* _Task to complete_: Each record should be given again exactly, and any picture in it left out.

[App and web page records]
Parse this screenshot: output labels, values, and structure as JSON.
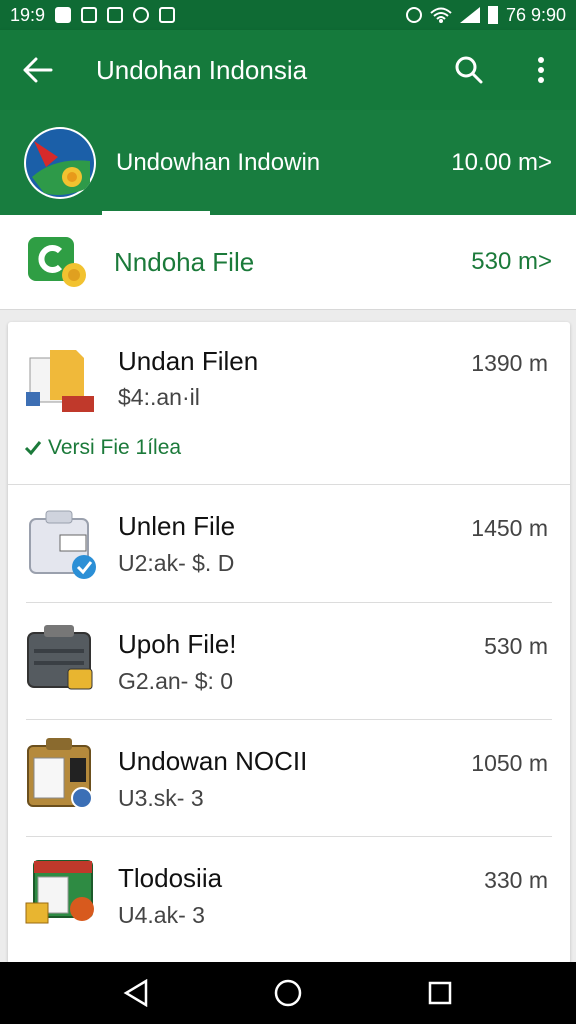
{
  "status_bar": {
    "time_left": "19:9",
    "time_right": "76 9:90"
  },
  "app_bar": {
    "title": "Undohan Indonsia"
  },
  "banner": {
    "name": "Undowhan Indowin",
    "size": "10.00 m>"
  },
  "top_item": {
    "name": "Nndoha File",
    "size": "530 m>"
  },
  "list": {
    "items": [
      {
        "title": "Undan Filen",
        "subtitle": "$4:.an·il",
        "size": "1390 m",
        "verified": "Versi Fie 1ílea"
      },
      {
        "title": "Unlen File",
        "subtitle": "U2:ak- $. D",
        "size": "1450 m"
      },
      {
        "title": "Upoh File!",
        "subtitle": "G2.an- $: 0",
        "size": "530 m"
      },
      {
        "title": "Undowan NOCII",
        "subtitle": "U3.sk- 3",
        "size": "1050 m"
      },
      {
        "title": "Tlodosiia",
        "subtitle": "U4.ak- 3",
        "size": "330 m"
      }
    ]
  },
  "colors": {
    "status_bar": "#0f6b34",
    "app_bar": "#157a3c",
    "accent_green": "#1b7a3a"
  }
}
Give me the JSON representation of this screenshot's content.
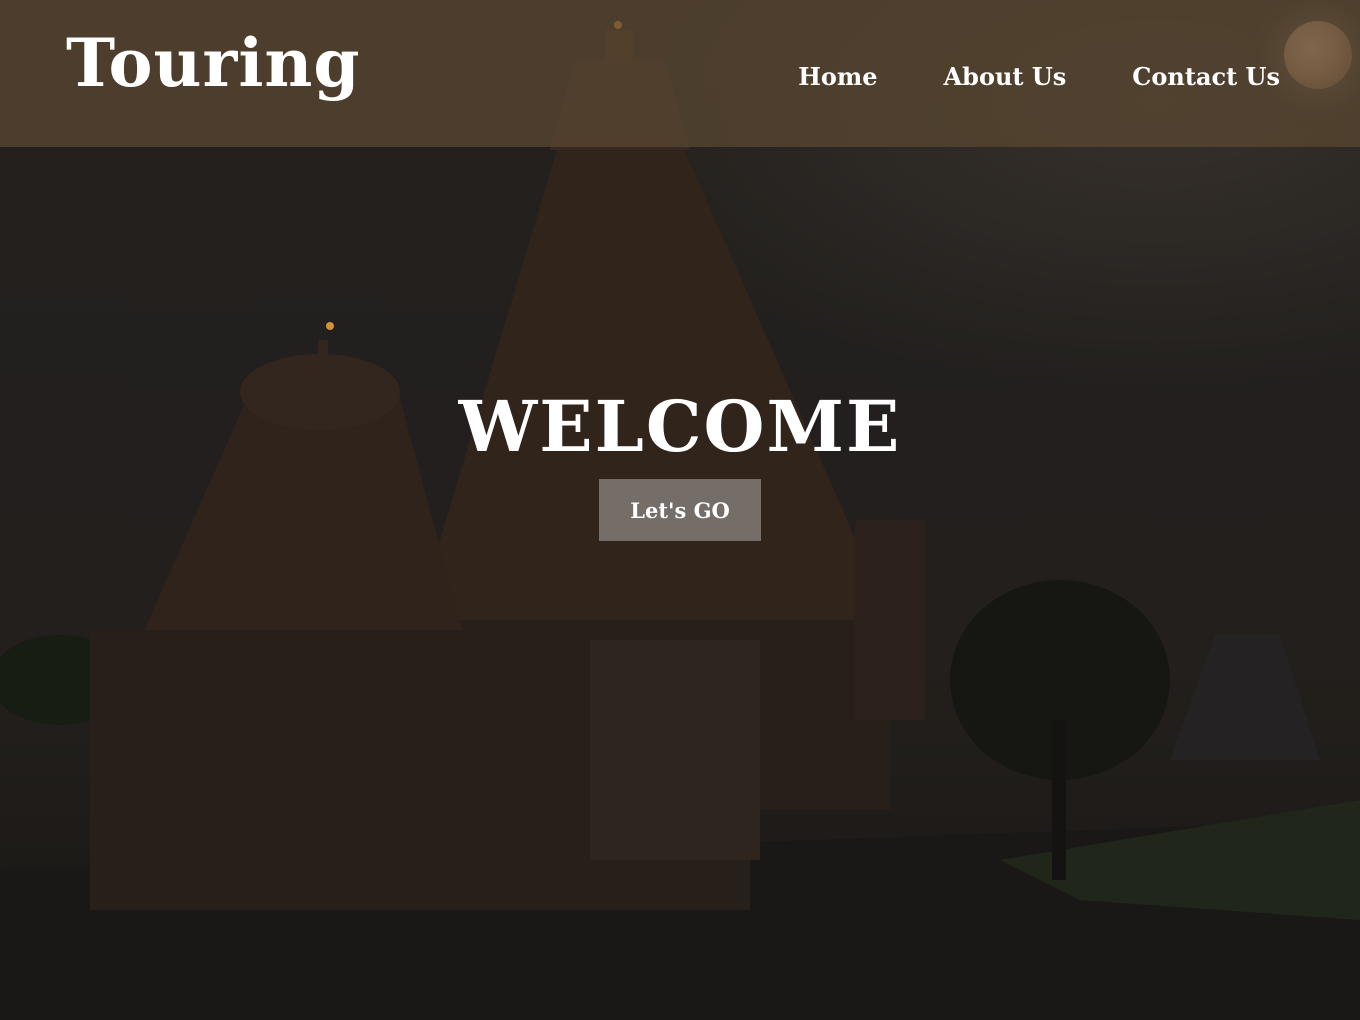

* _Solution_:
Parse this screenshot: output labels, values, and structure as JSON.
{
  "status_bar": {
    "time_left": "19:9",
    "time_right": "76 9:90"
  },
  "app_bar": {
    "title": "Undohan Indonsia"
  },
  "banner": {
    "name": "Undowhan Indowin",
    "size": "10.00 m>"
  },
  "top_item": {
    "name": "Nndoha File",
    "size": "530 m>"
  },
  "list": {
    "items": [
      {
        "title": "Undan Filen",
        "subtitle": "$4:.an·il",
        "size": "1390 m",
        "verified": "Versi Fie 1ílea"
      },
      {
        "title": "Unlen File",
        "subtitle": "U2:ak- $. D",
        "size": "1450 m"
      },
      {
        "title": "Upoh File!",
        "subtitle": "G2.an- $: 0",
        "size": "530 m"
      },
      {
        "title": "Undowan NOCII",
        "subtitle": "U3.sk- 3",
        "size": "1050 m"
      },
      {
        "title": "Tlodosiia",
        "subtitle": "U4.ak- 3",
        "size": "330 m"
      }
    ]
  },
  "colors": {
    "status_bar": "#0f6b34",
    "app_bar": "#157a3c",
    "accent_green": "#1b7a3a"
  }
}
Give me the JSON representation of this screenshot's content.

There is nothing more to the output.